Wherever the word "每个路由器连接一个计算核心" occurs in the lines below, copy the whole line.

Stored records
-.-.-

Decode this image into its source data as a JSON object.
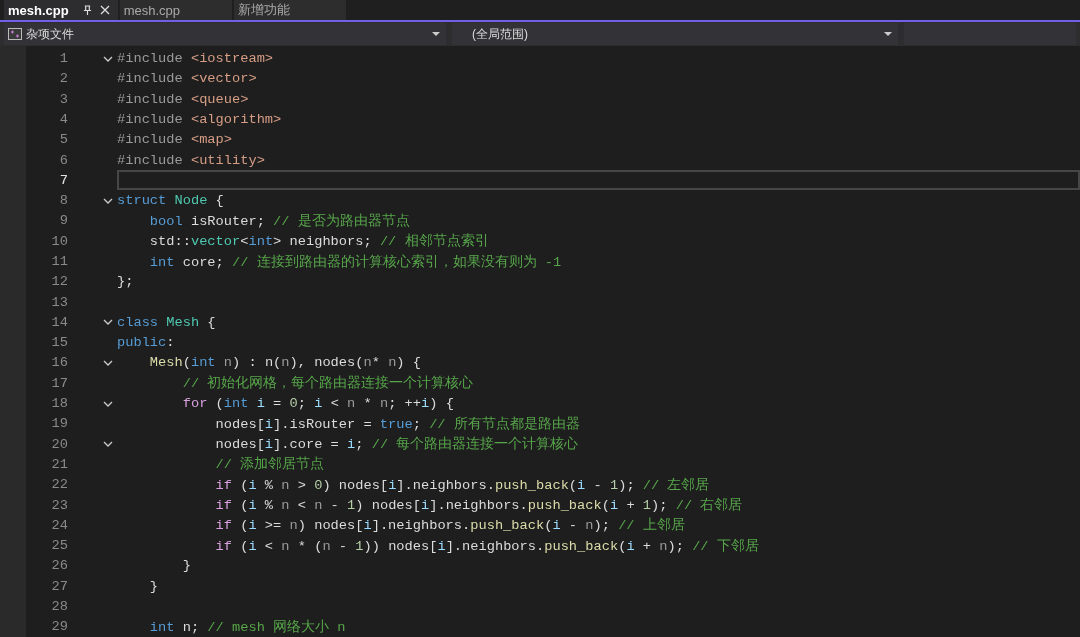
{
  "tabs": [
    {
      "label": "mesh.cpp",
      "selected": true,
      "pinned": true,
      "closable": true
    },
    {
      "label": "mesh.cpp",
      "selected": false,
      "pinned": false,
      "closable": false
    },
    {
      "label": "新增功能",
      "selected": false,
      "pinned": false,
      "closable": false
    }
  ],
  "nav_bar": {
    "project": "杂项文件",
    "scope": "(全局范围)"
  },
  "editor": {
    "lines": [
      {
        "number": "1",
        "fold": true,
        "current": false,
        "tokens": [
          {
            "kind": "pp",
            "text": "#include "
          },
          {
            "kind": "str",
            "text": "<iostream>"
          }
        ]
      },
      {
        "number": "2",
        "fold": false,
        "current": false,
        "tokens": [
          {
            "kind": "pp",
            "text": "#include "
          },
          {
            "kind": "str",
            "text": "<vector>"
          }
        ]
      },
      {
        "number": "3",
        "fold": false,
        "current": false,
        "tokens": [
          {
            "kind": "pp",
            "text": "#include "
          },
          {
            "kind": "str",
            "text": "<queue>"
          }
        ]
      },
      {
        "number": "4",
        "fold": false,
        "current": false,
        "tokens": [
          {
            "kind": "pp",
            "text": "#include "
          },
          {
            "kind": "str",
            "text": "<algorithm>"
          }
        ]
      },
      {
        "number": "5",
        "fold": false,
        "current": false,
        "tokens": [
          {
            "kind": "pp",
            "text": "#include "
          },
          {
            "kind": "str",
            "text": "<map>"
          }
        ]
      },
      {
        "number": "6",
        "fold": false,
        "current": false,
        "tokens": [
          {
            "kind": "pp",
            "text": "#include "
          },
          {
            "kind": "str",
            "text": "<utility>"
          }
        ]
      },
      {
        "number": "7",
        "fold": false,
        "current": true
      },
      {
        "number": "8",
        "fold": true,
        "current": false,
        "tokens": [
          {
            "kind": "kw",
            "text": "struct "
          },
          {
            "kind": "type",
            "text": "Node"
          },
          {
            "kind": "plain",
            "text": " {"
          }
        ]
      },
      {
        "number": "9",
        "fold": false,
        "current": false,
        "tokens": [
          {
            "kind": "kw",
            "text": "    bool"
          },
          {
            "kind": "plain",
            "text": " isRouter; "
          },
          {
            "kind": "cm",
            "text": "// 是否为路由器节点"
          }
        ]
      },
      {
        "number": "10",
        "fold": false,
        "current": false,
        "tokens": [
          {
            "kind": "plain",
            "text": "    std::"
          },
          {
            "kind": "type",
            "text": "vector"
          },
          {
            "kind": "plain",
            "text": "<"
          },
          {
            "kind": "kw",
            "text": "int"
          },
          {
            "kind": "plain",
            "text": "> neighbors; "
          },
          {
            "kind": "cm",
            "text": "// 相邻节点索引"
          }
        ]
      },
      {
        "number": "11",
        "fold": false,
        "current": false,
        "tokens": [
          {
            "kind": "kw",
            "text": "    int"
          },
          {
            "kind": "plain",
            "text": " core; "
          },
          {
            "kind": "cm",
            "text": "// 连接到路由器的计算核心索引，如果没有则为 -1"
          }
        ]
      },
      {
        "number": "12",
        "fold": false,
        "current": false,
        "tokens": [
          {
            "kind": "plain",
            "text": "};"
          }
        ]
      },
      {
        "number": "13",
        "fold": false,
        "current": false
      },
      {
        "number": "14",
        "fold": true,
        "current": false,
        "tokens": [
          {
            "kind": "kw",
            "text": "class "
          },
          {
            "kind": "type",
            "text": "Mesh"
          },
          {
            "kind": "plain",
            "text": " {"
          }
        ]
      },
      {
        "number": "15",
        "fold": false,
        "current": false,
        "tokens": [
          {
            "kind": "kw",
            "text": "public"
          },
          {
            "kind": "plain",
            "text": ":"
          }
        ]
      },
      {
        "number": "16",
        "fold": true,
        "current": false,
        "tokens": [
          {
            "kind": "fn",
            "text": "    Mesh"
          },
          {
            "kind": "plain",
            "text": "("
          },
          {
            "kind": "kw",
            "text": "int"
          },
          {
            "kind": "param",
            "text": " n"
          },
          {
            "kind": "plain",
            "text": ") : n("
          },
          {
            "kind": "param",
            "text": "n"
          },
          {
            "kind": "plain",
            "text": "), nodes("
          },
          {
            "kind": "param",
            "text": "n"
          },
          {
            "kind": "plain",
            "text": "* "
          },
          {
            "kind": "param",
            "text": "n"
          },
          {
            "kind": "plain",
            "text": ") {"
          }
        ]
      },
      {
        "number": "17",
        "fold": false,
        "current": false,
        "tokens": [
          {
            "kind": "cm",
            "text": "        // 初始化网格，每个路由器连接一个计算核心"
          }
        ]
      },
      {
        "number": "18",
        "fold": true,
        "current": false,
        "tokens": [
          {
            "kind": "ctl",
            "text": "        for"
          },
          {
            "kind": "plain",
            "text": " ("
          },
          {
            "kind": "kw",
            "text": "int"
          },
          {
            "kind": "var",
            "text": " i"
          },
          {
            "kind": "plain",
            "text": " = "
          },
          {
            "kind": "num",
            "text": "0"
          },
          {
            "kind": "plain",
            "text": "; "
          },
          {
            "kind": "var",
            "text": "i"
          },
          {
            "kind": "plain",
            "text": " < "
          },
          {
            "kind": "param",
            "text": "n"
          },
          {
            "kind": "plain",
            "text": " * "
          },
          {
            "kind": "param",
            "text": "n"
          },
          {
            "kind": "plain",
            "text": "; ++"
          },
          {
            "kind": "var",
            "text": "i"
          },
          {
            "kind": "plain",
            "text": ") {"
          }
        ]
      },
      {
        "number": "19",
        "fold": false,
        "current": false,
        "tokens": [
          {
            "kind": "plain",
            "text": "            nodes["
          },
          {
            "kind": "var",
            "text": "i"
          },
          {
            "kind": "plain",
            "text": "].isRouter = "
          },
          {
            "kind": "kw",
            "text": "true"
          },
          {
            "kind": "plain",
            "text": "; "
          },
          {
            "kind": "cm",
            "text": "// 所有节点都是路由器"
          }
        ]
      },
      {
        "number": "20",
        "fold": true,
        "current": false,
        "tokens": [
          {
            "kind": "plain",
            "text": "            nodes["
          },
          {
            "kind": "var",
            "text": "i"
          },
          {
            "kind": "plain",
            "text": "].core = "
          },
          {
            "kind": "var",
            "text": "i"
          },
          {
            "kind": "plain",
            "text": "; "
          },
          {
            "kind": "cm",
            "text": "// 每个路由器连接一个计算核心"
          }
        ]
      },
      {
        "number": "21",
        "fold": false,
        "current": false,
        "tokens": [
          {
            "kind": "cm",
            "text": "            // 添加邻居节点"
          }
        ]
      },
      {
        "number": "22",
        "fold": false,
        "current": false,
        "tokens": [
          {
            "kind": "ctl",
            "text": "            if"
          },
          {
            "kind": "plain",
            "text": " ("
          },
          {
            "kind": "var",
            "text": "i"
          },
          {
            "kind": "plain",
            "text": " % "
          },
          {
            "kind": "param",
            "text": "n"
          },
          {
            "kind": "plain",
            "text": " > "
          },
          {
            "kind": "num",
            "text": "0"
          },
          {
            "kind": "plain",
            "text": ") nodes["
          },
          {
            "kind": "var",
            "text": "i"
          },
          {
            "kind": "plain",
            "text": "].neighbors."
          },
          {
            "kind": "fn",
            "text": "push_back"
          },
          {
            "kind": "plain",
            "text": "("
          },
          {
            "kind": "var",
            "text": "i"
          },
          {
            "kind": "plain",
            "text": " - "
          },
          {
            "kind": "num",
            "text": "1"
          },
          {
            "kind": "plain",
            "text": "); "
          },
          {
            "kind": "cm",
            "text": "// 左邻居"
          }
        ]
      },
      {
        "number": "23",
        "fold": false,
        "current": false,
        "tokens": [
          {
            "kind": "ctl",
            "text": "            if"
          },
          {
            "kind": "plain",
            "text": " ("
          },
          {
            "kind": "var",
            "text": "i"
          },
          {
            "kind": "plain",
            "text": " % "
          },
          {
            "kind": "param",
            "text": "n"
          },
          {
            "kind": "plain",
            "text": " < "
          },
          {
            "kind": "param",
            "text": "n"
          },
          {
            "kind": "plain",
            "text": " - "
          },
          {
            "kind": "num",
            "text": "1"
          },
          {
            "kind": "plain",
            "text": ") nodes["
          },
          {
            "kind": "var",
            "text": "i"
          },
          {
            "kind": "plain",
            "text": "].neighbors."
          },
          {
            "kind": "fn",
            "text": "push_back"
          },
          {
            "kind": "plain",
            "text": "("
          },
          {
            "kind": "var",
            "text": "i"
          },
          {
            "kind": "plain",
            "text": " + "
          },
          {
            "kind": "num",
            "text": "1"
          },
          {
            "kind": "plain",
            "text": "); "
          },
          {
            "kind": "cm",
            "text": "// 右邻居"
          }
        ]
      },
      {
        "number": "24",
        "fold": false,
        "current": false,
        "tokens": [
          {
            "kind": "ctl",
            "text": "            if"
          },
          {
            "kind": "plain",
            "text": " ("
          },
          {
            "kind": "var",
            "text": "i"
          },
          {
            "kind": "plain",
            "text": " >= "
          },
          {
            "kind": "param",
            "text": "n"
          },
          {
            "kind": "plain",
            "text": ") nodes["
          },
          {
            "kind": "var",
            "text": "i"
          },
          {
            "kind": "plain",
            "text": "].neighbors."
          },
          {
            "kind": "fn",
            "text": "push_back"
          },
          {
            "kind": "plain",
            "text": "("
          },
          {
            "kind": "var",
            "text": "i"
          },
          {
            "kind": "plain",
            "text": " - "
          },
          {
            "kind": "param",
            "text": "n"
          },
          {
            "kind": "plain",
            "text": "); "
          },
          {
            "kind": "cm",
            "text": "// 上邻居"
          }
        ]
      },
      {
        "number": "25",
        "fold": false,
        "current": false,
        "tokens": [
          {
            "kind": "ctl",
            "text": "            if"
          },
          {
            "kind": "plain",
            "text": " ("
          },
          {
            "kind": "var",
            "text": "i"
          },
          {
            "kind": "plain",
            "text": " < "
          },
          {
            "kind": "param",
            "text": "n"
          },
          {
            "kind": "plain",
            "text": " * ("
          },
          {
            "kind": "param",
            "text": "n"
          },
          {
            "kind": "plain",
            "text": " - "
          },
          {
            "kind": "num",
            "text": "1"
          },
          {
            "kind": "plain",
            "text": ")) nodes["
          },
          {
            "kind": "var",
            "text": "i"
          },
          {
            "kind": "plain",
            "text": "].neighbors."
          },
          {
            "kind": "fn",
            "text": "push_back"
          },
          {
            "kind": "plain",
            "text": "("
          },
          {
            "kind": "var",
            "text": "i"
          },
          {
            "kind": "plain",
            "text": " + "
          },
          {
            "kind": "param",
            "text": "n"
          },
          {
            "kind": "plain",
            "text": "); "
          },
          {
            "kind": "cm",
            "text": "// 下邻居"
          }
        ]
      },
      {
        "number": "26",
        "fold": false,
        "current": false,
        "tokens": [
          {
            "kind": "plain",
            "text": "        }"
          }
        ]
      },
      {
        "number": "27",
        "fold": false,
        "current": false,
        "tokens": [
          {
            "kind": "plain",
            "text": "    }"
          }
        ]
      },
      {
        "number": "28",
        "fold": false,
        "current": false
      },
      {
        "number": "29",
        "fold": false,
        "current": false,
        "tokens": [
          {
            "kind": "kw",
            "text": "    int"
          },
          {
            "kind": "plain",
            "text": " n; "
          },
          {
            "kind": "cm",
            "text": "// mesh 网络大小 n"
          }
        ]
      }
    ]
  }
}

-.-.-

Answer for the task —
            "text": "        // 初始化网格，每个路由器连接一个计算核心"
            "text": "// 每个路由器连接一个计算核心"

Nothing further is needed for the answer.